Although there is some contestation about what the name ‘Knysna’ means, it is largely agreed to be a Khoi word referring to the rolling valleys and hills of the Knysna forest. And what a forest it is: Its abundance of ferns and winding streams stretch across 20 kilometres before reaching the Outeniqua Mountains further inland. This coastal retreat is one of the Garden Route’s prime attractions, bursting with charm and buzzing with year-round activity thanks to its Oyster Festival, Pink Loerie Mardi Gras, and Knysna Speed Festival.
Knysna has come a long way since the first European settlers arrived in 1760. Many a ship met their ruin attempting to sail through the infamous Knysna Heads into the estuary. As a result, snorkelling and diving in the lagoon yields glimpses of old shipwrecks that have been claimed by the tidal waters. Visitors can now safely pass through the Heads on a yacht or high-adrenaline speedboat.
The Goukamma Nature Reserve is nearby, a perfect stop on the way to the excellent Surfing at Buffalo Bay while the illustrious Golf courses at Conrad Pezula and Simola are the perfect wind-down after a hard day adventuring. Knysna offers a range of accommodation and restaurant types, easily suited to the needs of any visitor.
- Knysna has long been considered the jewel of the Garden Route and its convenient location makes for easy access to the area’s attractions
- Visitors can explore numerous hiking trails, beaches, and enjoy a number of water-based activities
- Take a trip to the Featherbed Nature Reserve and explore the undeveloped side of the Knysna Heads

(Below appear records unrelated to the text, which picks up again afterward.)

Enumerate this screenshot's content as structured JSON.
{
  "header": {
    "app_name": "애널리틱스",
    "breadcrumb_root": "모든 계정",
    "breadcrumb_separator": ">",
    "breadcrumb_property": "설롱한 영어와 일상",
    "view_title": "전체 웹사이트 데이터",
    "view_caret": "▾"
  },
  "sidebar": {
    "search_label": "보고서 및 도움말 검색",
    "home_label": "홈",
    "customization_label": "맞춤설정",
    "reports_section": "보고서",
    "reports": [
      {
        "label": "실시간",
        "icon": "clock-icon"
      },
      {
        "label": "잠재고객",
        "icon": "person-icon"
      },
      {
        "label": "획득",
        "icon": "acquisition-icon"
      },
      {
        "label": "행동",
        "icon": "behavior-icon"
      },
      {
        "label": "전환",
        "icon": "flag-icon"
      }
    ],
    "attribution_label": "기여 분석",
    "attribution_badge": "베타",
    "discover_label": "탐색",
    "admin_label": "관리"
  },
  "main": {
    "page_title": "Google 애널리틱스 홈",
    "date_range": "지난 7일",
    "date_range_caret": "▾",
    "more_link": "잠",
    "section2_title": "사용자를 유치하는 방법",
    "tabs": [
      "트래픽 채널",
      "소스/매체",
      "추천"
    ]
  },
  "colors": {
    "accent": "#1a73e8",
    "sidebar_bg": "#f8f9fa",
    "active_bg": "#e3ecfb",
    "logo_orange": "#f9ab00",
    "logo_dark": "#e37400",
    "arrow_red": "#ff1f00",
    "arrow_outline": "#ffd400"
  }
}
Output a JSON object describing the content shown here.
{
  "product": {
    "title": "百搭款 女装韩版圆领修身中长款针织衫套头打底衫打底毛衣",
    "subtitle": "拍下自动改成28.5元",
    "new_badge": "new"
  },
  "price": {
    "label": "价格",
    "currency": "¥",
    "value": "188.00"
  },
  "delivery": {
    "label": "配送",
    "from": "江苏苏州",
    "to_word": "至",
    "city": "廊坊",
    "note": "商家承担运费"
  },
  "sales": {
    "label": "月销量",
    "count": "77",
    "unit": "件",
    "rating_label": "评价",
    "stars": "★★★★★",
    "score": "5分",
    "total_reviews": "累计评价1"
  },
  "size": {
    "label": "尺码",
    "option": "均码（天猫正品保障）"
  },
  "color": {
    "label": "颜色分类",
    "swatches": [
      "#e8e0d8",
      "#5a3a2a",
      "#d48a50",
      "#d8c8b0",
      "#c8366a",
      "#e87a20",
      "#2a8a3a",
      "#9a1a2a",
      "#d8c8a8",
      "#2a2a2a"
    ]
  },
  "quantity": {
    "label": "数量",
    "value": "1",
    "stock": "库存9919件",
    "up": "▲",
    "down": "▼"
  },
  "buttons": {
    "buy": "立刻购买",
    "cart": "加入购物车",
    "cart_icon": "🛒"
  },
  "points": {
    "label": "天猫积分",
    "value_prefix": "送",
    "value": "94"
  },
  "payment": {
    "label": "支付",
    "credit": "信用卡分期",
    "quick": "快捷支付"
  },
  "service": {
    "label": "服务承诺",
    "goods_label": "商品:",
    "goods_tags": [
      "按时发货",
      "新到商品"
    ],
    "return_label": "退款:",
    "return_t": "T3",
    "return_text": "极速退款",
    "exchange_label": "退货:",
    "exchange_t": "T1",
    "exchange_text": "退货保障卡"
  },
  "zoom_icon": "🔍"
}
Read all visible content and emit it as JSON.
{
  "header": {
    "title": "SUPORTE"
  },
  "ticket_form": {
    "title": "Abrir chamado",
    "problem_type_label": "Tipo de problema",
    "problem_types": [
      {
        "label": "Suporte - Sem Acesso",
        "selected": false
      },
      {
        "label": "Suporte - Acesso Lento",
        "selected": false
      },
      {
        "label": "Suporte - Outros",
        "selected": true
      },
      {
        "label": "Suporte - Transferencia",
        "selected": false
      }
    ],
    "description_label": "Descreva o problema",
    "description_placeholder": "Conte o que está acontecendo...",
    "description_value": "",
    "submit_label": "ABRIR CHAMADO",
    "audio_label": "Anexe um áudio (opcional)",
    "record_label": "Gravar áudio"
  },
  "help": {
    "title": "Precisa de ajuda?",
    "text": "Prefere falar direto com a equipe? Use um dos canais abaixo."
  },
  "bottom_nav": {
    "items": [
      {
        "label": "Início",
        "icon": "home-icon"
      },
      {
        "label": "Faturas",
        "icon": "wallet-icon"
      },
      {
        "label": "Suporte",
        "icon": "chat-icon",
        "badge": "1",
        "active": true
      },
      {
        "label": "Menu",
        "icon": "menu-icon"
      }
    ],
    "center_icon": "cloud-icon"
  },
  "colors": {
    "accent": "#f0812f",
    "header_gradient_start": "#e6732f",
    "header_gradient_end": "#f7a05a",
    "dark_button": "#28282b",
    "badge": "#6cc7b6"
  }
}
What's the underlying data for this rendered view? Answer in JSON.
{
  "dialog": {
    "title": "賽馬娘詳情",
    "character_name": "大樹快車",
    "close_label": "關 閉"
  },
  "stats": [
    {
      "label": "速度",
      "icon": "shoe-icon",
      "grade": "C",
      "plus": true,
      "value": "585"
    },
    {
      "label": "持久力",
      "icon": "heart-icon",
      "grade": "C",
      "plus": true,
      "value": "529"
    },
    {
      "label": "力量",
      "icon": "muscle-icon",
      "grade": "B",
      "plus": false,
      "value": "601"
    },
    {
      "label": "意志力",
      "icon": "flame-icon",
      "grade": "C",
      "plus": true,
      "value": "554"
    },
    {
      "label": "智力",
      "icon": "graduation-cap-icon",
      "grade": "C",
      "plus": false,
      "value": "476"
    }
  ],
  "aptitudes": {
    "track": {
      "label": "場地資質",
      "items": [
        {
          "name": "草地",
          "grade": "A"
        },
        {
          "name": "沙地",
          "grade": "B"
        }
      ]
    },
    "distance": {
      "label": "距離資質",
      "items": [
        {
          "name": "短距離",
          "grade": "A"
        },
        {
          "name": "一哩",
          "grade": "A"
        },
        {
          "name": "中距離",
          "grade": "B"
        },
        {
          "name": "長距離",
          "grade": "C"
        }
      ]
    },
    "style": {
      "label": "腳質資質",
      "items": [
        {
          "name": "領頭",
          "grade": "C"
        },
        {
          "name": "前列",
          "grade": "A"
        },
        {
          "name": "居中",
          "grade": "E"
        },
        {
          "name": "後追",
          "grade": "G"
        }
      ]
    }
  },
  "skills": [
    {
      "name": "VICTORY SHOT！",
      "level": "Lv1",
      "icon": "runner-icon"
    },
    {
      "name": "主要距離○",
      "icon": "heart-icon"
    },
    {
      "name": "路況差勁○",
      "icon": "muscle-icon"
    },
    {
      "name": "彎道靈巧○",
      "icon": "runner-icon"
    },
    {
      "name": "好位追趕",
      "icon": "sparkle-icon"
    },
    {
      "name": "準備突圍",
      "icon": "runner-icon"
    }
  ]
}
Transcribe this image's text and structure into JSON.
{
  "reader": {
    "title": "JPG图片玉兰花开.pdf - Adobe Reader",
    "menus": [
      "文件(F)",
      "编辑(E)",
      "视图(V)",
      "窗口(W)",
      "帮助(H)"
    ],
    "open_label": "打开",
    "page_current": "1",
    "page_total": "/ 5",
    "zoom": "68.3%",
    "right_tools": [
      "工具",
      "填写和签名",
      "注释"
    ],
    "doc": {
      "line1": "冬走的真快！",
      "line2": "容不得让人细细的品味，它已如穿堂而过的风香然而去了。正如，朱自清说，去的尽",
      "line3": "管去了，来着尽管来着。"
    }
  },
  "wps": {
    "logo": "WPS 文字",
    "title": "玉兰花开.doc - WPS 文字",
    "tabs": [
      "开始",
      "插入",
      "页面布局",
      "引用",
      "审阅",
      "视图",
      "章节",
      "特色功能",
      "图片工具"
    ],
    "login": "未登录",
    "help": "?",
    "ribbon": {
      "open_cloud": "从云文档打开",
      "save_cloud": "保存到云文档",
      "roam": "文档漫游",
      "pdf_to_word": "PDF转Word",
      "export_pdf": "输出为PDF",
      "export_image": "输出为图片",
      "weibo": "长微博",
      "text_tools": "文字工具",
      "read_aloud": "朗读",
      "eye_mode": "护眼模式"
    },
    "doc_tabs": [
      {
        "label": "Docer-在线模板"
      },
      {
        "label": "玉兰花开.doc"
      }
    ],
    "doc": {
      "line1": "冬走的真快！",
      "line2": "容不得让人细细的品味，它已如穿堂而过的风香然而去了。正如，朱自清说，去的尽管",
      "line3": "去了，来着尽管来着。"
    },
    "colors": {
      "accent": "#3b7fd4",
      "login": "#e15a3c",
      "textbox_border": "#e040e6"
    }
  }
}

- Affordable, mid-range and luxurious accommodation and restaurant options are available
- A perfect stopover between Cape Town and Port Elizabeth